Big changes coming for Plains, Rockies mid-Autumn
It has been a hot and dry summer for most of the northern Plains and across the Rockies, and more of the same is on tap to start autumn before big changes arrive.
“We’ve seen a lot of cold air built up in northern Canada already,” Pastelok said, “but I do feel like the setup getting into October could be ripe for the northern Rockies.”
This flip of the switch in October will send the first waves of cold air pouring into the central U.S. to provide relief from the prolonged heat. The weather may go straight from summer — with heat and wildfires — to an early preview of winter during October.
This shift in the pattern will also bring some much-needed drought relief to the northern Plains with pockets of extreme to exceptional drought across portions of Minnesota, the Dakotas and Montana, according to the U.S. Drought Monitor.
However, this delay in the onset of autumn precipitation will be beneficial to farmers.
“We do feel like it looks favorable for the harvest across western sections of the Corn Belt, Minnesota, Dakotas, parts of western Iowa, because of the fact that we’re not looking at a lot of systems to get in during the time of harvest,” Pastelok said.

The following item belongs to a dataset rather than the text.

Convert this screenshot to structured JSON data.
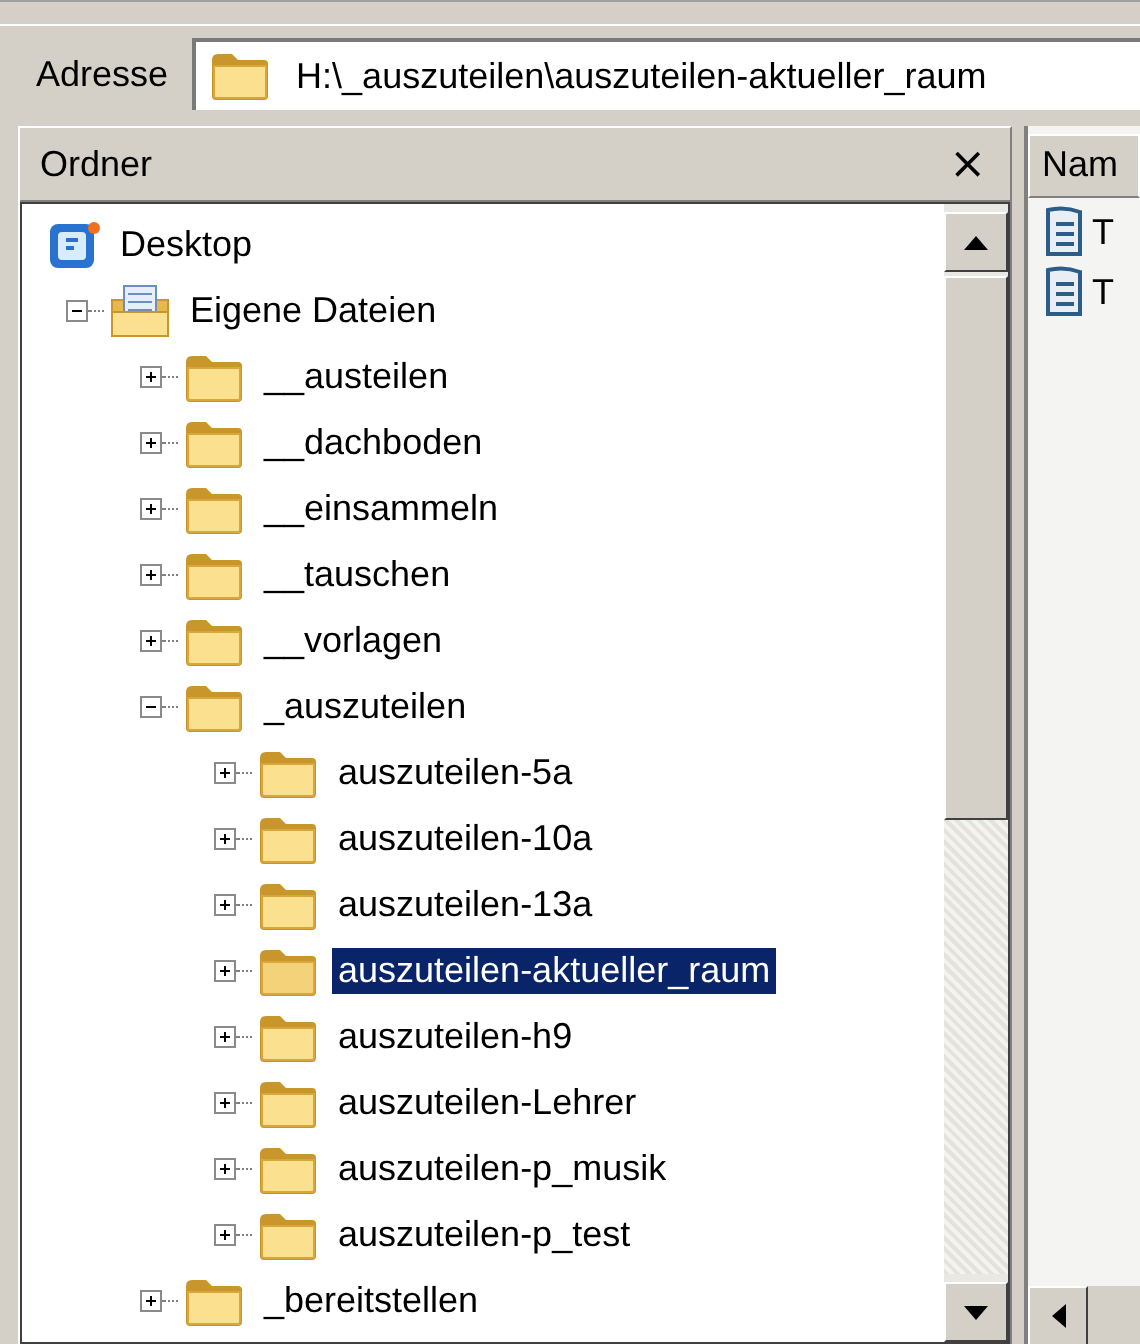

Farther south, the midseason shift in the weather pattern will be welcome for snow-lovers waiting to hit the slopes for the first time since spring.
“The skiers are waiting for this forecast to bring on the snow,” Pastelok said, adding that “mid-fall is probably the best shot.”
However, Pastelok warned that this will not open the floodgates for snow in the Rockies.
October is looking like a month for snow in the mountains from Idaho and Montana all the way down into Colorado, allowing some resorts to open on time despite current drought conditions, but the snow may let up come November.
Snowfall will wane “a little bit” late in the season, but that won’t dictate the entire snow season. Snow is predicted to come back again in the winter, Pastelok said.
A solid early-season snow base is not just beneficial for resorts and skiers, but also in the longer range when mountain snowmelt next spring and summer will feed streams and rivers that have been running below normal due to the drought.
Water reservoirs, such as Lake Mead, depend on rain and snowmelt for both recreation and hydroelectric power. With Lake Mead water levels at historically low levels, a bountiful winter is needed to help water levels rebound a bit following years of gradual decline.